Exactly as they stand, give the records below again, with no images.
---- DATA PROVIDED
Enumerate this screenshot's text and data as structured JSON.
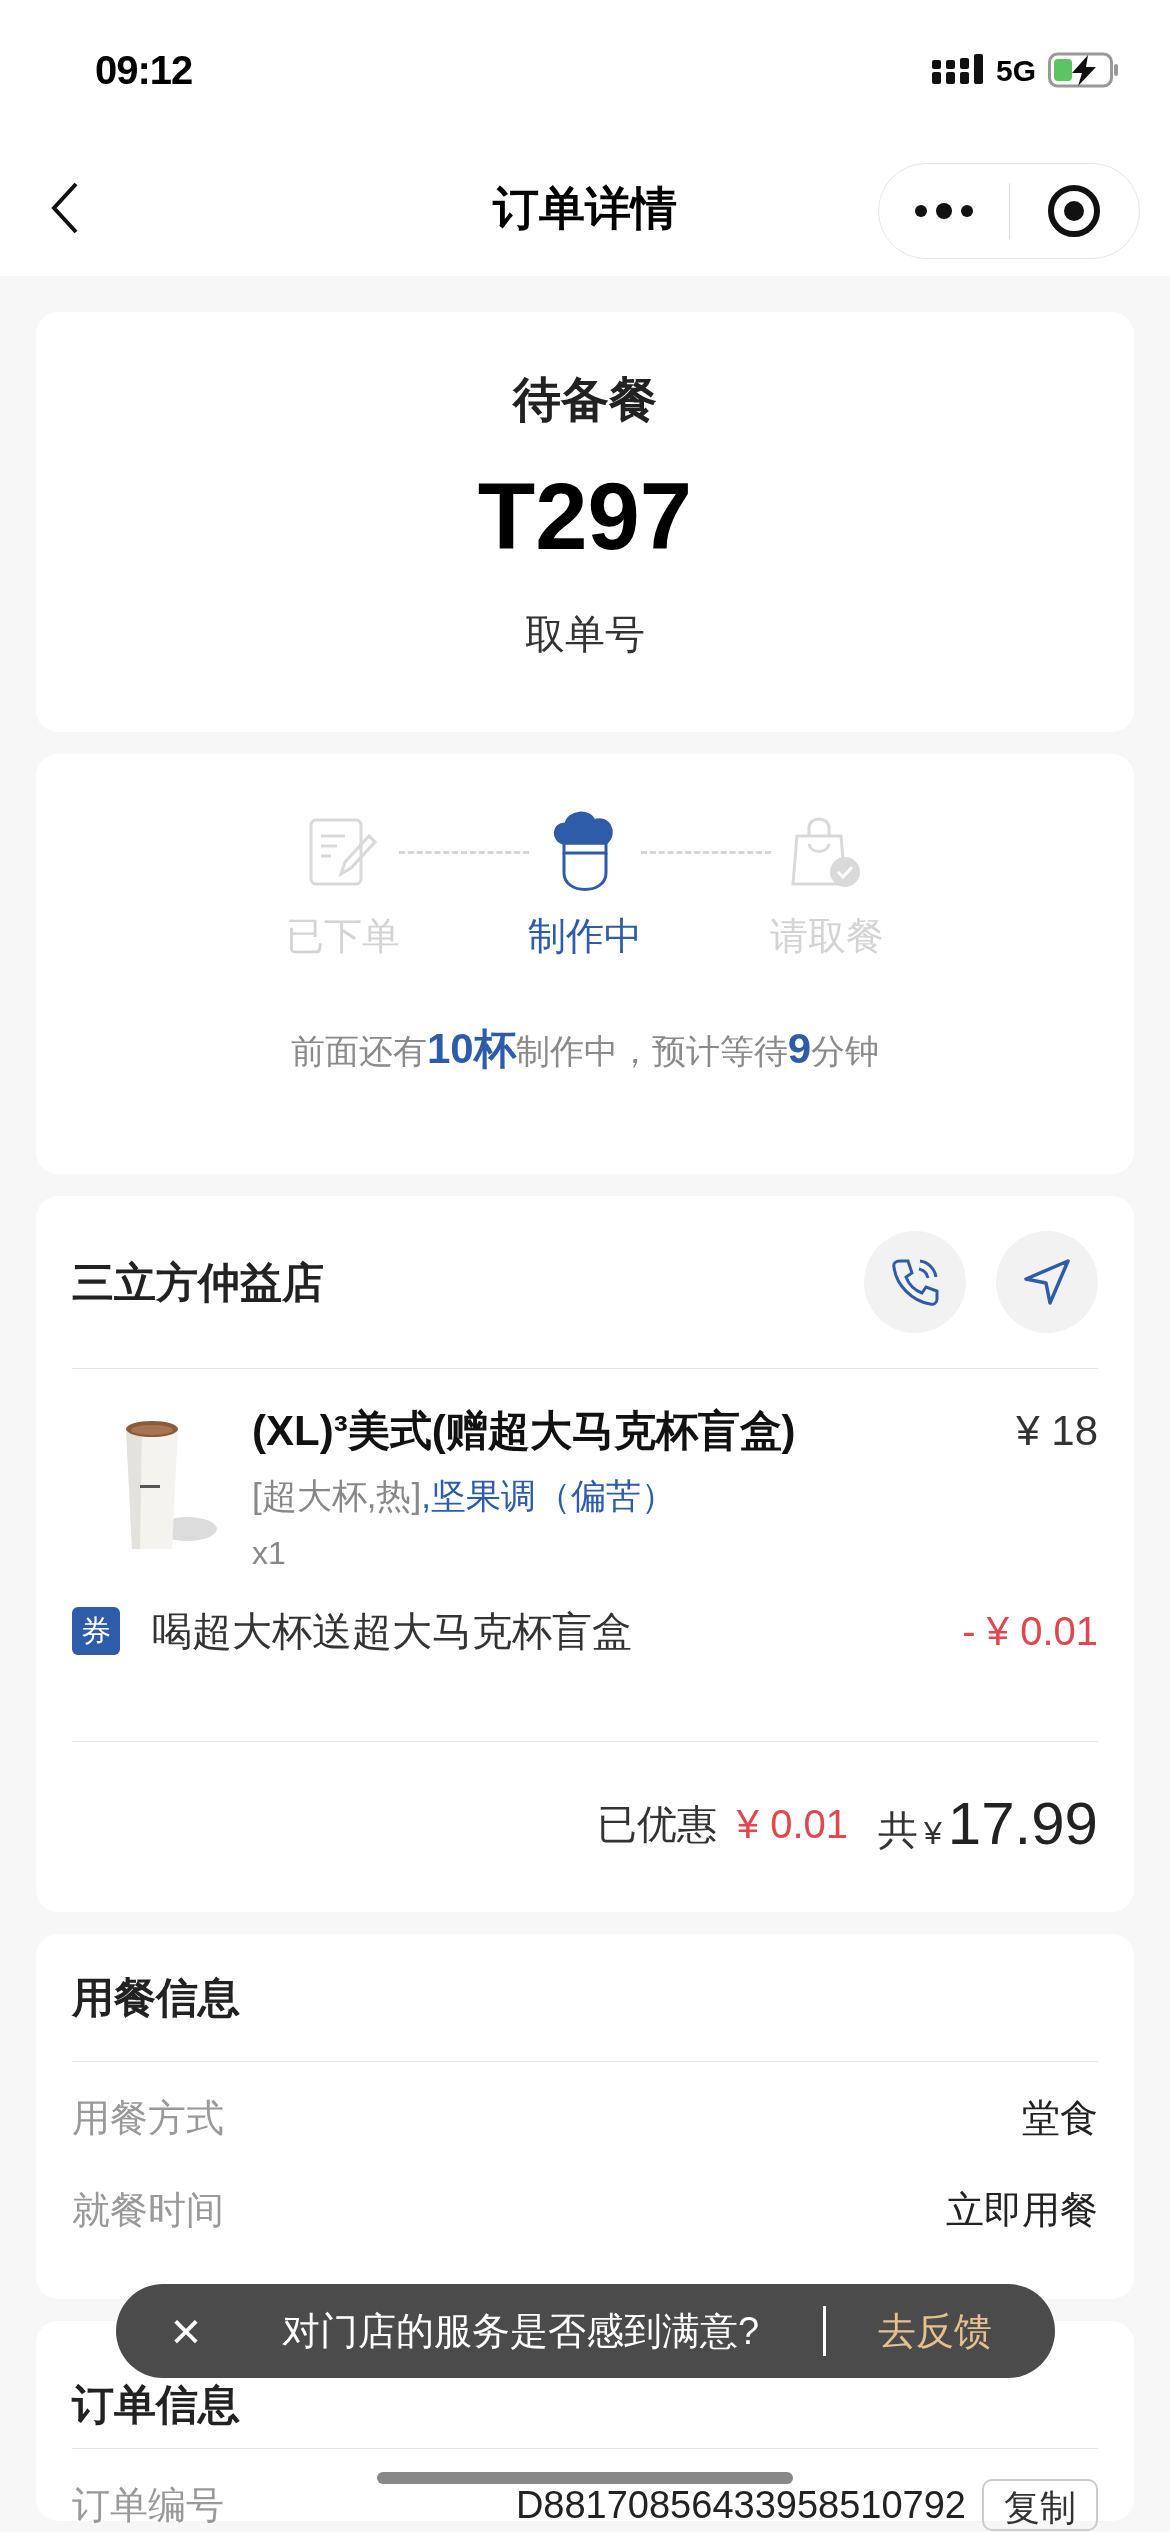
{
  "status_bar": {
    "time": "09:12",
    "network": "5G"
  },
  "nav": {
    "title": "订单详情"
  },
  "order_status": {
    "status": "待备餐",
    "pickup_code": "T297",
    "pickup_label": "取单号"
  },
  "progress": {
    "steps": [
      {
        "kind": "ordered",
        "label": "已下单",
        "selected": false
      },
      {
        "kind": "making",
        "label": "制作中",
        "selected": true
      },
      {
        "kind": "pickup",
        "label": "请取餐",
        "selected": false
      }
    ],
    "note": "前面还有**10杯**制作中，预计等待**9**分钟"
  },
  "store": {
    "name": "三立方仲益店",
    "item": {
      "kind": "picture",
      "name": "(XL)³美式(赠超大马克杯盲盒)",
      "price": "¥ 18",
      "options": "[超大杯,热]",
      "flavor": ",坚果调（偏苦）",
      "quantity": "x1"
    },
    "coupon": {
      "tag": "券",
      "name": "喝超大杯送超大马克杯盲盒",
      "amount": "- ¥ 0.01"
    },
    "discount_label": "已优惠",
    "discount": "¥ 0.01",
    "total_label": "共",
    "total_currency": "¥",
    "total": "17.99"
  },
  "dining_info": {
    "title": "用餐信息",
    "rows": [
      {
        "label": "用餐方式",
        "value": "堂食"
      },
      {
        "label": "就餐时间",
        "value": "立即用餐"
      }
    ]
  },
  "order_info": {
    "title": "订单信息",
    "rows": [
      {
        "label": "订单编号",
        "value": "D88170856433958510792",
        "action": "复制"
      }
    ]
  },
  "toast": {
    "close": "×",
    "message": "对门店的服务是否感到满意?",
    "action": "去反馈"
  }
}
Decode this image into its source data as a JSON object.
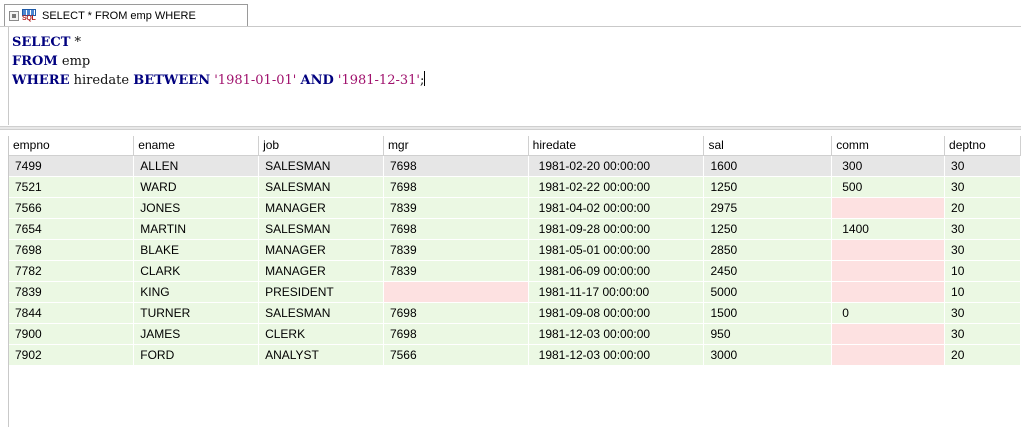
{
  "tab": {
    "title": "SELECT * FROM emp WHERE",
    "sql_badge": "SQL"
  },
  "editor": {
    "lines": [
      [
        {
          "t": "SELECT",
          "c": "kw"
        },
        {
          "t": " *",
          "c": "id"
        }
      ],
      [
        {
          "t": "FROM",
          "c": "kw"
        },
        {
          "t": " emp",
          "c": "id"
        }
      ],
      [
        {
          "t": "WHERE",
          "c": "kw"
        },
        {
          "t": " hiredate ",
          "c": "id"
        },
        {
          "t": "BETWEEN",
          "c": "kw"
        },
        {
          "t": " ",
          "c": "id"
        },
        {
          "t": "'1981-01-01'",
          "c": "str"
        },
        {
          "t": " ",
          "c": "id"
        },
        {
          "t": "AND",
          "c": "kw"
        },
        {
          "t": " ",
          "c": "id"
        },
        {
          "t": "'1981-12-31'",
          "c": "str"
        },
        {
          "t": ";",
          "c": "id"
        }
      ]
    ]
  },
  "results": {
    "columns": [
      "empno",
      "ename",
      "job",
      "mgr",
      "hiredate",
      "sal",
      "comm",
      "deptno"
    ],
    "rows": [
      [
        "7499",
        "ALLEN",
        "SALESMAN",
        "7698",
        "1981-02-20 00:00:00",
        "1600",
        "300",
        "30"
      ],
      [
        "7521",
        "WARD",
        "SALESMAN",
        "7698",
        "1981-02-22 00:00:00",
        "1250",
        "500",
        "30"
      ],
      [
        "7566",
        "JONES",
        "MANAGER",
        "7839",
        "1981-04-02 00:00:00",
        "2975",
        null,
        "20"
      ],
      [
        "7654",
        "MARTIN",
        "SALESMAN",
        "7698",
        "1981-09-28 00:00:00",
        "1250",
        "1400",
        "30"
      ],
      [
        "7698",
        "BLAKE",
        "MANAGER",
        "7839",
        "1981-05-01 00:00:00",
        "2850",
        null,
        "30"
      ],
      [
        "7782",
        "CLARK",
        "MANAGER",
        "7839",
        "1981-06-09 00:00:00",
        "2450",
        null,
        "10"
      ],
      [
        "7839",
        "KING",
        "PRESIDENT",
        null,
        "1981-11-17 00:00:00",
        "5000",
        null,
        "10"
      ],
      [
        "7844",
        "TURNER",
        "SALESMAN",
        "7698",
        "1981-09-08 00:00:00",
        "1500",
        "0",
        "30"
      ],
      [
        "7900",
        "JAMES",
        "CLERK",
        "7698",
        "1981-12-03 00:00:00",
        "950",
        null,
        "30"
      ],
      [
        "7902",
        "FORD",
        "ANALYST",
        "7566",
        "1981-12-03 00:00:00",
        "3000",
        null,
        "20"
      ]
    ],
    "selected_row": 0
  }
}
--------
▸ EXERCISE ANSWER:
Enumerate this screenshot's text and data as structured JSON.
{
  "status_bar": {
    "time": "09:12",
    "network": "5G"
  },
  "nav": {
    "title": "订单详情"
  },
  "order_status": {
    "status": "待备餐",
    "pickup_code": "T297",
    "pickup_label": "取单号"
  },
  "progress": {
    "steps": [
      {
        "kind": "ordered",
        "label": "已下单",
        "selected": false
      },
      {
        "kind": "making",
        "label": "制作中",
        "selected": true
      },
      {
        "kind": "pickup",
        "label": "请取餐",
        "selected": false
      }
    ],
    "note": "前面还有**10杯**制作中，预计等待**9**分钟"
  },
  "store": {
    "name": "三立方仲益店",
    "item": {
      "kind": "picture",
      "name": "(XL)³美式(赠超大马克杯盲盒)",
      "price": "¥ 18",
      "options": "[超大杯,热]",
      "flavor": ",坚果调（偏苦）",
      "quantity": "x1"
    },
    "coupon": {
      "tag": "券",
      "name": "喝超大杯送超大马克杯盲盒",
      "amount": "- ¥ 0.01"
    },
    "discount_label": "已优惠",
    "discount": "¥ 0.01",
    "total_label": "共",
    "total_currency": "¥",
    "total": "17.99"
  },
  "dining_info": {
    "title": "用餐信息",
    "rows": [
      {
        "label": "用餐方式",
        "value": "堂食"
      },
      {
        "label": "就餐时间",
        "value": "立即用餐"
      }
    ]
  },
  "order_info": {
    "title": "订单信息",
    "rows": [
      {
        "label": "订单编号",
        "value": "D88170856433958510792",
        "action": "复制"
      }
    ]
  },
  "toast": {
    "close": "×",
    "message": "对门店的服务是否感到满意?",
    "action": "去反馈"
  }
}
Decode this image into its source data as a JSON object.
{
  "tab": {
    "title": "SELECT * FROM emp WHERE",
    "sql_badge": "SQL"
  },
  "editor": {
    "lines": [
      [
        {
          "t": "SELECT",
          "c": "kw"
        },
        {
          "t": " *",
          "c": "id"
        }
      ],
      [
        {
          "t": "FROM",
          "c": "kw"
        },
        {
          "t": " emp",
          "c": "id"
        }
      ],
      [
        {
          "t": "WHERE",
          "c": "kw"
        },
        {
          "t": " hiredate ",
          "c": "id"
        },
        {
          "t": "BETWEEN",
          "c": "kw"
        },
        {
          "t": " ",
          "c": "id"
        },
        {
          "t": "'1981-01-01'",
          "c": "str"
        },
        {
          "t": " ",
          "c": "id"
        },
        {
          "t": "AND",
          "c": "kw"
        },
        {
          "t": " ",
          "c": "id"
        },
        {
          "t": "'1981-12-31'",
          "c": "str"
        },
        {
          "t": ";",
          "c": "id"
        }
      ]
    ]
  },
  "results": {
    "columns": [
      "empno",
      "ename",
      "job",
      "mgr",
      "hiredate",
      "sal",
      "comm",
      "deptno"
    ],
    "rows": [
      [
        "7499",
        "ALLEN",
        "SALESMAN",
        "7698",
        "1981-02-20 00:00:00",
        "1600",
        "300",
        "30"
      ],
      [
        "7521",
        "WARD",
        "SALESMAN",
        "7698",
        "1981-02-22 00:00:00",
        "1250",
        "500",
        "30"
      ],
      [
        "7566",
        "JONES",
        "MANAGER",
        "7839",
        "1981-04-02 00:00:00",
        "2975",
        null,
        "20"
      ],
      [
        "7654",
        "MARTIN",
        "SALESMAN",
        "7698",
        "1981-09-28 00:00:00",
        "1250",
        "1400",
        "30"
      ],
      [
        "7698",
        "BLAKE",
        "MANAGER",
        "7839",
        "1981-05-01 00:00:00",
        "2850",
        null,
        "30"
      ],
      [
        "7782",
        "CLARK",
        "MANAGER",
        "7839",
        "1981-06-09 00:00:00",
        "2450",
        null,
        "10"
      ],
      [
        "7839",
        "KING",
        "PRESIDENT",
        null,
        "1981-11-17 00:00:00",
        "5000",
        null,
        "10"
      ],
      [
        "7844",
        "TURNER",
        "SALESMAN",
        "7698",
        "1981-09-08 00:00:00",
        "1500",
        "0",
        "30"
      ],
      [
        "7900",
        "JAMES",
        "CLERK",
        "7698",
        "1981-12-03 00:00:00",
        "950",
        null,
        "30"
      ],
      [
        "7902",
        "FORD",
        "ANALYST",
        "7566",
        "1981-12-03 00:00:00",
        "3000",
        null,
        "20"
      ]
    ],
    "selected_row": 0
  }
}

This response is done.